What is needed:
Print all the entries verbatim.
━━━━━━
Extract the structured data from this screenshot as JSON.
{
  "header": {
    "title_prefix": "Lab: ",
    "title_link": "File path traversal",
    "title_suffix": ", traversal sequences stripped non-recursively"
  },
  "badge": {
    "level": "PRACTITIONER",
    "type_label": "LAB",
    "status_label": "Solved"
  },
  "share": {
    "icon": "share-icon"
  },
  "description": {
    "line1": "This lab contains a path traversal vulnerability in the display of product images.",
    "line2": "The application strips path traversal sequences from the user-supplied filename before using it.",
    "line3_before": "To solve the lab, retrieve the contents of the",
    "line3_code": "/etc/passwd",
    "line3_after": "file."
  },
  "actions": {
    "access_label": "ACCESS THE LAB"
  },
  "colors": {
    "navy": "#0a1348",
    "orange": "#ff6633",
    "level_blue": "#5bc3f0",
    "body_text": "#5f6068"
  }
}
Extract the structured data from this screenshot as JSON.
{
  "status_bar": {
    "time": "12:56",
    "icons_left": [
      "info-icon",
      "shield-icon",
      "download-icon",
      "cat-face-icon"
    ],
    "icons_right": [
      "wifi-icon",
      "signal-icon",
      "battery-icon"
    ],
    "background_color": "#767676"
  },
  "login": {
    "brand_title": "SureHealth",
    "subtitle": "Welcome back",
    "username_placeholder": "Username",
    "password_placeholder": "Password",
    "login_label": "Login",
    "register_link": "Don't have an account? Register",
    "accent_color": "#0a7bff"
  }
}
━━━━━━
Task output:
Extract the structured data from this screenshot as JSON.
{
  "header": {
    "title_prefix": "Lab: ",
    "title_link": "File path traversal",
    "title_suffix": ", traversal sequences stripped non-recursively"
  },
  "badge": {
    "level": "PRACTITIONER",
    "type_label": "LAB",
    "status_label": "Solved"
  },
  "share": {
    "icon": "share-icon"
  },
  "description": {
    "line1": "This lab contains a path traversal vulnerability in the display of product images.",
    "line2": "The application strips path traversal sequences from the user-supplied filename before using it.",
    "line3_before": "To solve the lab, retrieve the contents of the",
    "line3_code": "/etc/passwd",
    "line3_after": "file."
  },
  "actions": {
    "access_label": "ACCESS THE LAB"
  },
  "colors": {
    "navy": "#0a1348",
    "orange": "#ff6633",
    "level_blue": "#5bc3f0",
    "body_text": "#5f6068"
  }
}
Extract the structured data from this screenshot as JSON.
{
  "status_bar": {
    "time": "12:56",
    "icons_left": [
      "info-icon",
      "shield-icon",
      "download-icon",
      "cat-face-icon"
    ],
    "icons_right": [
      "wifi-icon",
      "signal-icon",
      "battery-icon"
    ],
    "background_color": "#767676"
  },
  "login": {
    "brand_title": "SureHealth",
    "subtitle": "Welcome back",
    "username_placeholder": "Username",
    "password_placeholder": "Password",
    "login_label": "Login",
    "register_link": "Don't have an account? Register",
    "accent_color": "#0a7bff"
  }
}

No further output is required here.